On Saturday, I walked to Kiko Market (Mukono Central Market) as usual to stock my weekly groceries. I was shocked by the cost of essential goods. The cost of goods like soap, cooking oil, and salt has been tripled.
The traders and the clients are mystified by the cost of essential goods. Najjuma Aisha trader in the market is baffled by the cost of some goods produced in the country.
“But even the local products are fluctuating. What is going on?” asked Najjuma Aisha, a trader in the market.
According to the Daily Monitor Newspaper, on Thursday, May 12, 2022, the Deputy Speaker of Parliament, Hon. Thomas Tayebwa, instructed the Finance Minister, Hon. Matia Kasiajja, to furnish the house with a comprehensive report on how the government is dealing with the skyrocketing prices of goods and services in the country.
In the first half of 2021, Uganda’s Finance Ministry reported that 28% of Ugandans were poor. That rate had increased from 18% before the pandemic. In line with World Bank practice, the official poverty line is the equivalent of $1.90 in purchasing power per day and head.
According to the Daily Monitor, the Bank of Uganda released its Monetary Policy Report for April and noted that “the heightened geopolitical tensions in Europe [and] persistent supply-side disruptions induced by the pandemic… have caused global food, energy, and non-energy prices to sky rocket.”
The Bank of Uganda also estimated that inflation will “rise slightly above the 5% target in the medium term (2–3 years ahead)”. The annual headline and core inflation now stand at 5.2% and 4.7%, respectively, of which the government has done nothing yet.
In his response, the Finance Minister told the House that his ministry would only present a statement on the rising prices after President Museveni had weighed in on the issue.
Many of the traders and service providers in different sectors have either resorted to raising the prices on commodities and services or have kept the former prices in order to sustain the never decreasing demand from customers.
Juma Musa (not his real name), a hostel owner in Mukono, says that these days they no longer do business for a profit but are trying to help their customers, who are students at Uganda Christian University (UCU), to afford accommodation while studying.
“I am also a parent; I know the situation; we can’t over charge students because the economy is shaky and parents’ income is not normal as it used to be before COVID,” he said. “Now it’s cooperation between business owners and customers to get services and goods.”
Rosette Nabulya, a whole sale trader in Bugujju Trading Center in Mukono Municipality, says that the higher taxation rates imposed by the government have led to the fluctuating prices of commodities.
“You can’t tell me that locally made products are more expensive now compared to the past,” she said. “I am ashamed that I sell a liter of cooking oil at 10,000 shillings to my customers.”
Alioni Jacob, a bodaboda rider at the UCU Tech Park stage, says that with the rising prices of fuel, it’s making their work hard since their customers are rigid and they don’t want to adjust to change.
Customers are amusing; they still want to be ferried at the previous charges,” he said, “and they rarely accept explanations.”
One would agree with experts that it’s the aftermath of the COVID-19 Pandemic that caused a massive gap in all sectors of the economy to hit a hiccup in their progress.
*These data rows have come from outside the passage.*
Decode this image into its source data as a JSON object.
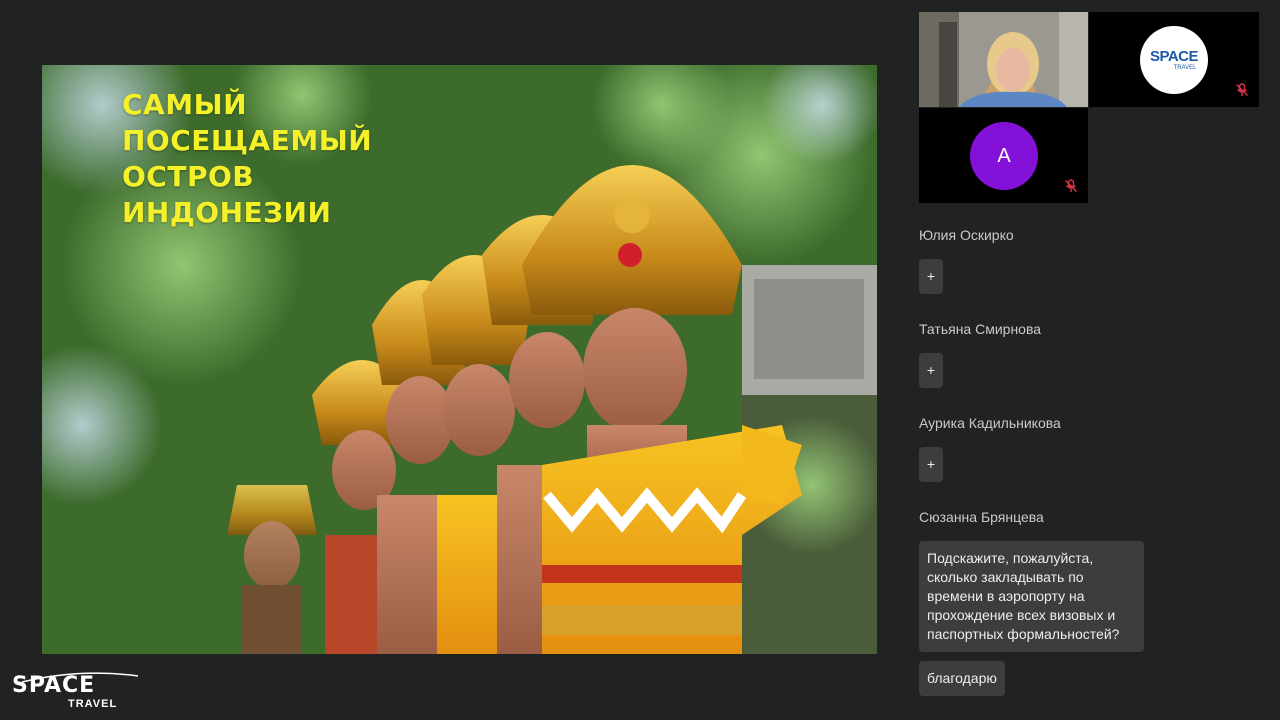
{
  "slide": {
    "title_lines": [
      "САМЫЙ",
      "ПОСЕЩАЕМЫЙ",
      "ОСТРОВ",
      "ИНДОНЕЗИИ"
    ]
  },
  "tiles": {
    "logo": {
      "brand_top": "SPACE",
      "brand_bottom": "TRAVEL"
    },
    "avatar": {
      "initial": "A",
      "color": "#8411d8"
    }
  },
  "chat": {
    "messages": [
      {
        "author": "Юлия Оскирко",
        "text": "+"
      },
      {
        "author": "Татьяна Смирнова",
        "text": "+"
      },
      {
        "author": "Аурика Кадильникова",
        "text": "+"
      },
      {
        "author": "Сюзанна Брянцева",
        "text": "Подскажите, пожалуйста,\nсколько закладывать по\nвремени в аэропорту на\nпрохождение всех визовых и\nпаспортных формальностей?"
      },
      {
        "author": "",
        "text": "благодарю"
      }
    ]
  },
  "brand": {
    "name": "SPACE",
    "sub": "TRAVEL"
  },
  "colors": {
    "background": "#202322",
    "title_yellow": "#f4f12a",
    "bubble": "#3b3e3d",
    "mic_off": "#e0344a"
  },
  "icons": [
    "mic-off-icon",
    "mic-off-icon"
  ]
}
Golola William, a taxation expert, lecturer at the UCU School of Business and an auditor with the office of the Auditor General, analyses the current situation in the country.
Tumwebaze Joshua, a third-year student pursing a bachelor’s degree in procurement and logistics management, believes that with such fluctuating prices on commodities and services, it’s going to be a big challenge during their tenure at the university.
“We depend on small upkeep that our parents give us. With the fluctuating prices, it’s going to be a bit hard to purchase all our basic